Data supplied:
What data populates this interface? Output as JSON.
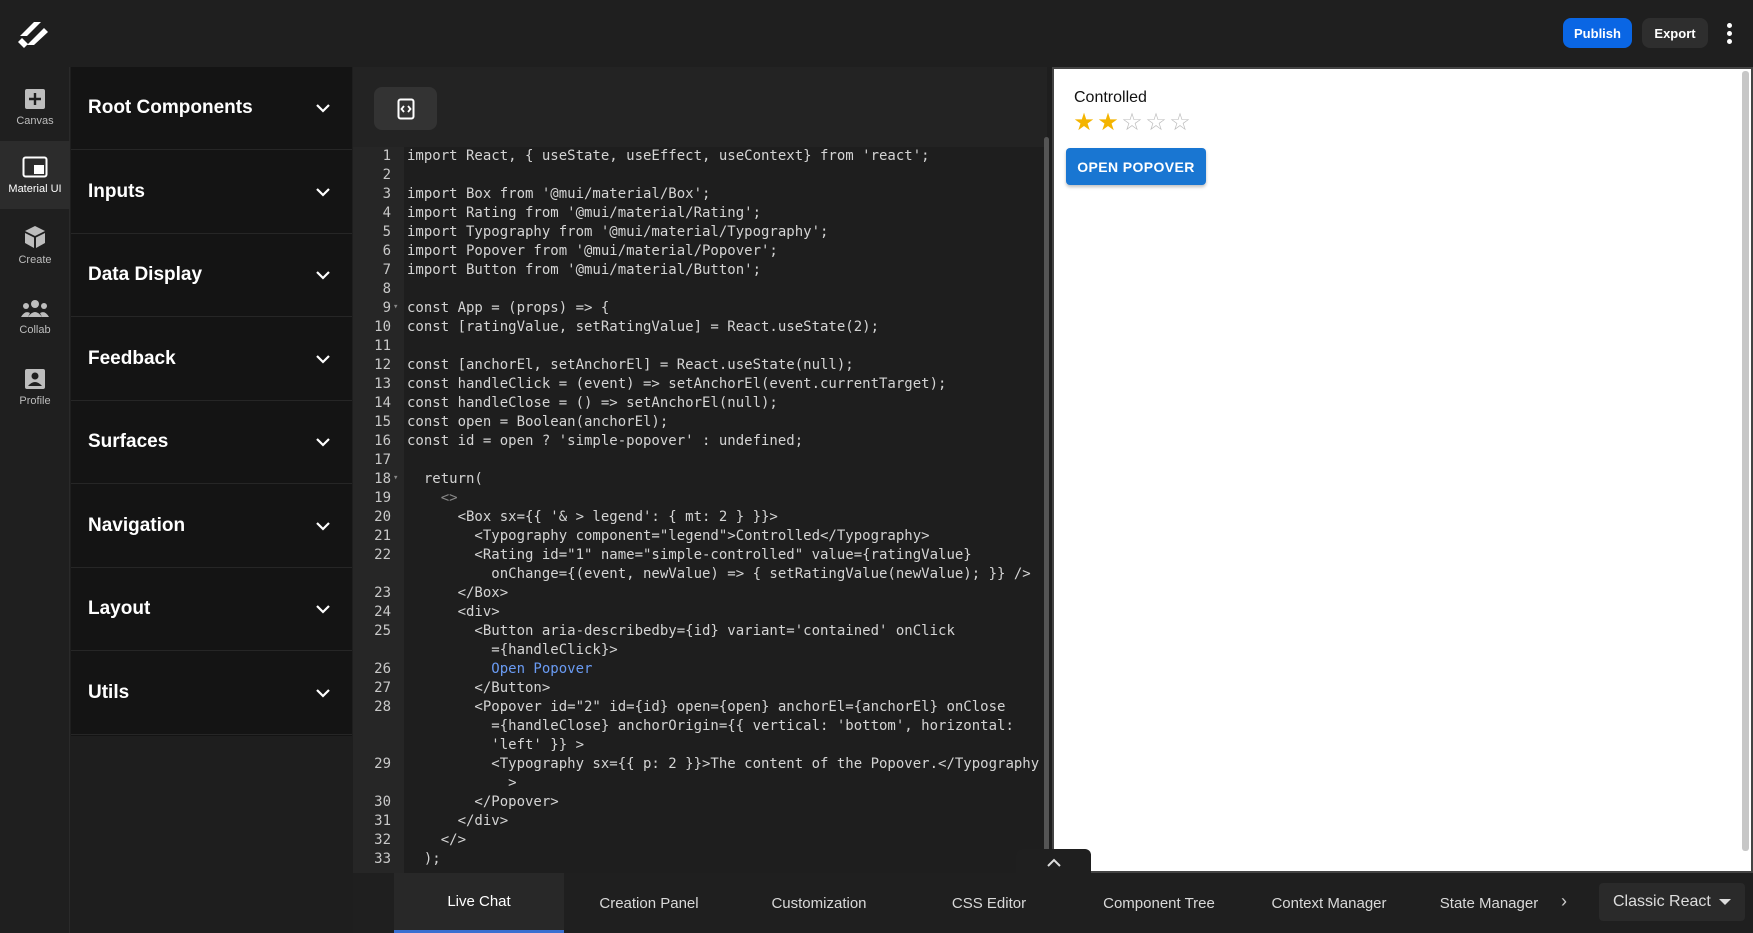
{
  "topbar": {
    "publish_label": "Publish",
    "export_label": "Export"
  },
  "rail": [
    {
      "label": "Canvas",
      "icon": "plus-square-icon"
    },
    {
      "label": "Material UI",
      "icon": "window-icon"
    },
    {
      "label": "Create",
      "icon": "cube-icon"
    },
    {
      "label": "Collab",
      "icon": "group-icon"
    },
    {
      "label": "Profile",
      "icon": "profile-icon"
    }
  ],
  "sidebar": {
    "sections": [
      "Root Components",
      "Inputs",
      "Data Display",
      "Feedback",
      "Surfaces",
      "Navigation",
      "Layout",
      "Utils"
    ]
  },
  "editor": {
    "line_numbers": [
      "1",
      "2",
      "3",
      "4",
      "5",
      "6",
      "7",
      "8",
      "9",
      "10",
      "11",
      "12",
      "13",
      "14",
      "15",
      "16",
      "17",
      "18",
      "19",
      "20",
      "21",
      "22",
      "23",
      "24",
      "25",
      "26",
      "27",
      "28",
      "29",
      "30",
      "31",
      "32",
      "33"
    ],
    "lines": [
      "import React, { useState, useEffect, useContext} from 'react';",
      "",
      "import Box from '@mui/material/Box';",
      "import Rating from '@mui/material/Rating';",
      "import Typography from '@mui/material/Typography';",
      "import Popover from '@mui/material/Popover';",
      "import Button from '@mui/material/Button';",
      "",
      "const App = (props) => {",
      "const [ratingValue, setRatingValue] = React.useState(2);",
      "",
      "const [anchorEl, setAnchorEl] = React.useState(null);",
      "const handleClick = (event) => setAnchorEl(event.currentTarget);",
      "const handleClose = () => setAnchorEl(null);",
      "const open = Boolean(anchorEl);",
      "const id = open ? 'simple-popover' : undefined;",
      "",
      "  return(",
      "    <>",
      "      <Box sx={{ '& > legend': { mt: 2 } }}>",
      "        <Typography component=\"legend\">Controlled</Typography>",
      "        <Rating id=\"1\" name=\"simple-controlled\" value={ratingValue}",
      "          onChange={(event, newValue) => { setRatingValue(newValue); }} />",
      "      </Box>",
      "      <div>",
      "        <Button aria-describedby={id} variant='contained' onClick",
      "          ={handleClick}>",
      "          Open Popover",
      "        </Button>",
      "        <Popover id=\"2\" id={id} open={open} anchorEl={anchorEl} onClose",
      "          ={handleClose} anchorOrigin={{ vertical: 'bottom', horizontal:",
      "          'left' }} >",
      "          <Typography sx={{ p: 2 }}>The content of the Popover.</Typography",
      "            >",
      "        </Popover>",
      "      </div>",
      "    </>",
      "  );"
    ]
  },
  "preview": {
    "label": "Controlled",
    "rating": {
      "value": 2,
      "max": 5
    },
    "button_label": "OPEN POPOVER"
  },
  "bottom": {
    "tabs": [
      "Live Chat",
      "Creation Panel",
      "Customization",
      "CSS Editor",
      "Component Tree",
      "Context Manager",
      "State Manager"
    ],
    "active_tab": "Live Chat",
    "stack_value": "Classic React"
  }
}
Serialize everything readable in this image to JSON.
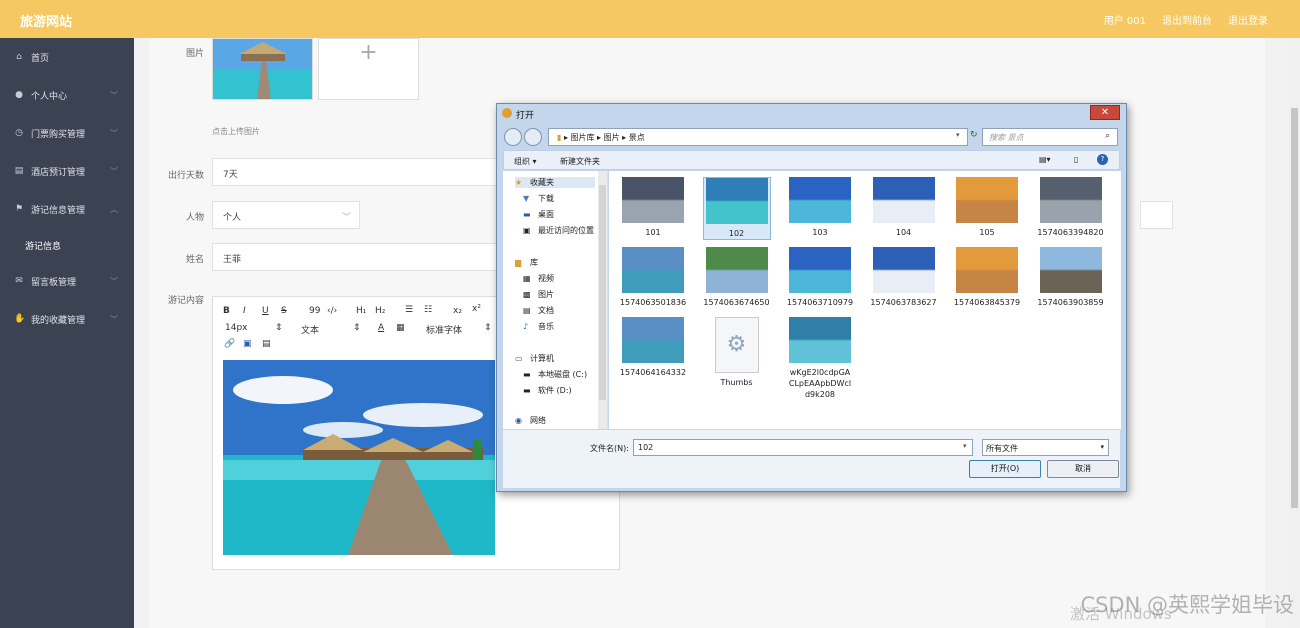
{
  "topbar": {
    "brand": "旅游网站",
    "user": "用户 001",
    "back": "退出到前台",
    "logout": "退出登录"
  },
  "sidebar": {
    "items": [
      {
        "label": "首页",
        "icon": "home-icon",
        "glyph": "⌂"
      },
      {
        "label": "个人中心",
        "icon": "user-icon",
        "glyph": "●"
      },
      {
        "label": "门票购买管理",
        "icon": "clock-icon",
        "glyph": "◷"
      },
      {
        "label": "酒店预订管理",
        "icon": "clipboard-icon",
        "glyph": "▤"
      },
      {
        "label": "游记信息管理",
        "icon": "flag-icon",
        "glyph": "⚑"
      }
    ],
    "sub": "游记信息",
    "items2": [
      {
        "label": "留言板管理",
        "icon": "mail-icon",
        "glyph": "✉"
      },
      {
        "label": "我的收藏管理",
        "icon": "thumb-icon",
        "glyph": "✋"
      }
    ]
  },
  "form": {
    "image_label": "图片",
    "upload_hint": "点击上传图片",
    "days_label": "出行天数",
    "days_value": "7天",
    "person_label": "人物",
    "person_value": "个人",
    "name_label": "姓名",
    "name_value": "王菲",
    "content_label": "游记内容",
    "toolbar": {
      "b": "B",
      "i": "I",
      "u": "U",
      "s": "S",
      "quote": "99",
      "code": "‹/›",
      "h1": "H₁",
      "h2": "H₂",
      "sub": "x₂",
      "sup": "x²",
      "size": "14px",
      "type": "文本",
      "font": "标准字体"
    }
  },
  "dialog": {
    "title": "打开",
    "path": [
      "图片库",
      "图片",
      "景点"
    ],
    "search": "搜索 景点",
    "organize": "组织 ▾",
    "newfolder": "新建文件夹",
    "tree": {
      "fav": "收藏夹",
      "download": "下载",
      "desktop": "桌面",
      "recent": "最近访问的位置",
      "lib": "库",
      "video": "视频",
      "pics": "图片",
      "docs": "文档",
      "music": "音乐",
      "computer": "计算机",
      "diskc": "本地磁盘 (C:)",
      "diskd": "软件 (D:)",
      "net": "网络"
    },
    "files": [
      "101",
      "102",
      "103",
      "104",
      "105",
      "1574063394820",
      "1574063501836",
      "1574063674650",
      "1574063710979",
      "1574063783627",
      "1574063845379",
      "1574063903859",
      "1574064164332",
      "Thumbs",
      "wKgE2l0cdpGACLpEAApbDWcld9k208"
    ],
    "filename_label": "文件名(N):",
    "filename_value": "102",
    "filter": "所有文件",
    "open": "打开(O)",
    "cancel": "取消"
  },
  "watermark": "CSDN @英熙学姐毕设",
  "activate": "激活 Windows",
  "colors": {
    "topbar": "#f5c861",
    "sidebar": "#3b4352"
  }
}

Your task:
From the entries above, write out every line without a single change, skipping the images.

Response for this exercise:
What data populates this interface? Output as JSON.
{
  "topbar": {
    "publish_label": "Publish",
    "export_label": "Export"
  },
  "rail": [
    {
      "label": "Canvas",
      "icon": "plus-square-icon"
    },
    {
      "label": "Material UI",
      "icon": "window-icon"
    },
    {
      "label": "Create",
      "icon": "cube-icon"
    },
    {
      "label": "Collab",
      "icon": "group-icon"
    },
    {
      "label": "Profile",
      "icon": "profile-icon"
    }
  ],
  "sidebar": {
    "sections": [
      "Root Components",
      "Inputs",
      "Data Display",
      "Feedback",
      "Surfaces",
      "Navigation",
      "Layout",
      "Utils"
    ]
  },
  "editor": {
    "line_numbers": [
      "1",
      "2",
      "3",
      "4",
      "5",
      "6",
      "7",
      "8",
      "9",
      "10",
      "11",
      "12",
      "13",
      "14",
      "15",
      "16",
      "17",
      "18",
      "19",
      "20",
      "21",
      "22",
      "23",
      "24",
      "25",
      "26",
      "27",
      "28",
      "29",
      "30",
      "31",
      "32",
      "33"
    ],
    "lines": [
      "import React, { useState, useEffect, useContext} from 'react';",
      "",
      "import Box from '@mui/material/Box';",
      "import Rating from '@mui/material/Rating';",
      "import Typography from '@mui/material/Typography';",
      "import Popover from '@mui/material/Popover';",
      "import Button from '@mui/material/Button';",
      "",
      "const App = (props) => {",
      "const [ratingValue, setRatingValue] = React.useState(2);",
      "",
      "const [anchorEl, setAnchorEl] = React.useState(null);",
      "const handleClick = (event) => setAnchorEl(event.currentTarget);",
      "const handleClose = () => setAnchorEl(null);",
      "const open = Boolean(anchorEl);",
      "const id = open ? 'simple-popover' : undefined;",
      "",
      "  return(",
      "    <>",
      "      <Box sx={{ '& > legend': { mt: 2 } }}>",
      "        <Typography component=\"legend\">Controlled</Typography>",
      "        <Rating id=\"1\" name=\"simple-controlled\" value={ratingValue}",
      "          onChange={(event, newValue) => { setRatingValue(newValue); }} />",
      "      </Box>",
      "      <div>",
      "        <Button aria-describedby={id} variant='contained' onClick",
      "          ={handleClick}>",
      "          Open Popover",
      "        </Button>",
      "        <Popover id=\"2\" id={id} open={open} anchorEl={anchorEl} onClose",
      "          ={handleClose} anchorOrigin={{ vertical: 'bottom', horizontal:",
      "          'left' }} >",
      "          <Typography sx={{ p: 2 }}>The content of the Popover.</Typography",
      "            >",
      "        </Popover>",
      "      </div>",
      "    </>",
      "  );"
    ]
  },
  "preview": {
    "label": "Controlled",
    "rating": {
      "value": 2,
      "max": 5
    },
    "button_label": "OPEN POPOVER"
  },
  "bottom": {
    "tabs": [
      "Live Chat",
      "Creation Panel",
      "Customization",
      "CSS Editor",
      "Component Tree",
      "Context Manager",
      "State Manager"
    ],
    "active_tab": "Live Chat",
    "stack_value": "Classic React"
  }
}
Serialize everything readable in this image to JSON.
{
  "topbar": {
    "brand": "旅游网站",
    "user": "用户 001",
    "back": "退出到前台",
    "logout": "退出登录"
  },
  "sidebar": {
    "items": [
      {
        "label": "首页",
        "icon": "home-icon",
        "glyph": "⌂"
      },
      {
        "label": "个人中心",
        "icon": "user-icon",
        "glyph": "●"
      },
      {
        "label": "门票购买管理",
        "icon": "clock-icon",
        "glyph": "◷"
      },
      {
        "label": "酒店预订管理",
        "icon": "clipboard-icon",
        "glyph": "▤"
      },
      {
        "label": "游记信息管理",
        "icon": "flag-icon",
        "glyph": "⚑"
      }
    ],
    "sub": "游记信息",
    "items2": [
      {
        "label": "留言板管理",
        "icon": "mail-icon",
        "glyph": "✉"
      },
      {
        "label": "我的收藏管理",
        "icon": "thumb-icon",
        "glyph": "✋"
      }
    ]
  },
  "form": {
    "image_label": "图片",
    "upload_hint": "点击上传图片",
    "days_label": "出行天数",
    "days_value": "7天",
    "person_label": "人物",
    "person_value": "个人",
    "name_label": "姓名",
    "name_value": "王菲",
    "content_label": "游记内容",
    "toolbar": {
      "b": "B",
      "i": "I",
      "u": "U",
      "s": "S",
      "quote": "99",
      "code": "‹/›",
      "h1": "H₁",
      "h2": "H₂",
      "sub": "x₂",
      "sup": "x²",
      "size": "14px",
      "type": "文本",
      "font": "标准字体"
    }
  },
  "dialog": {
    "title": "打开",
    "path": [
      "图片库",
      "图片",
      "景点"
    ],
    "search": "搜索 景点",
    "organize": "组织 ▾",
    "newfolder": "新建文件夹",
    "tree": {
      "fav": "收藏夹",
      "download": "下载",
      "desktop": "桌面",
      "recent": "最近访问的位置",
      "lib": "库",
      "video": "视频",
      "pics": "图片",
      "docs": "文档",
      "music": "音乐",
      "computer": "计算机",
      "diskc": "本地磁盘 (C:)",
      "diskd": "软件 (D:)",
      "net": "网络"
    },
    "files": [
      "101",
      "102",
      "103",
      "104",
      "105",
      "1574063394820",
      "1574063501836",
      "1574063674650",
      "1574063710979",
      "1574063783627",
      "1574063845379",
      "1574063903859",
      "1574064164332",
      "Thumbs",
      "wKgE2l0cdpGACLpEAApbDWcld9k208"
    ],
    "filename_label": "文件名(N):",
    "filename_value": "102",
    "filter": "所有文件",
    "open": "打开(O)",
    "cancel": "取消"
  },
  "watermark": "CSDN @英熙学姐毕设",
  "activate": "激活 Windows",
  "colors": {
    "topbar": "#f5c861",
    "sidebar": "#3b4352"
  }
}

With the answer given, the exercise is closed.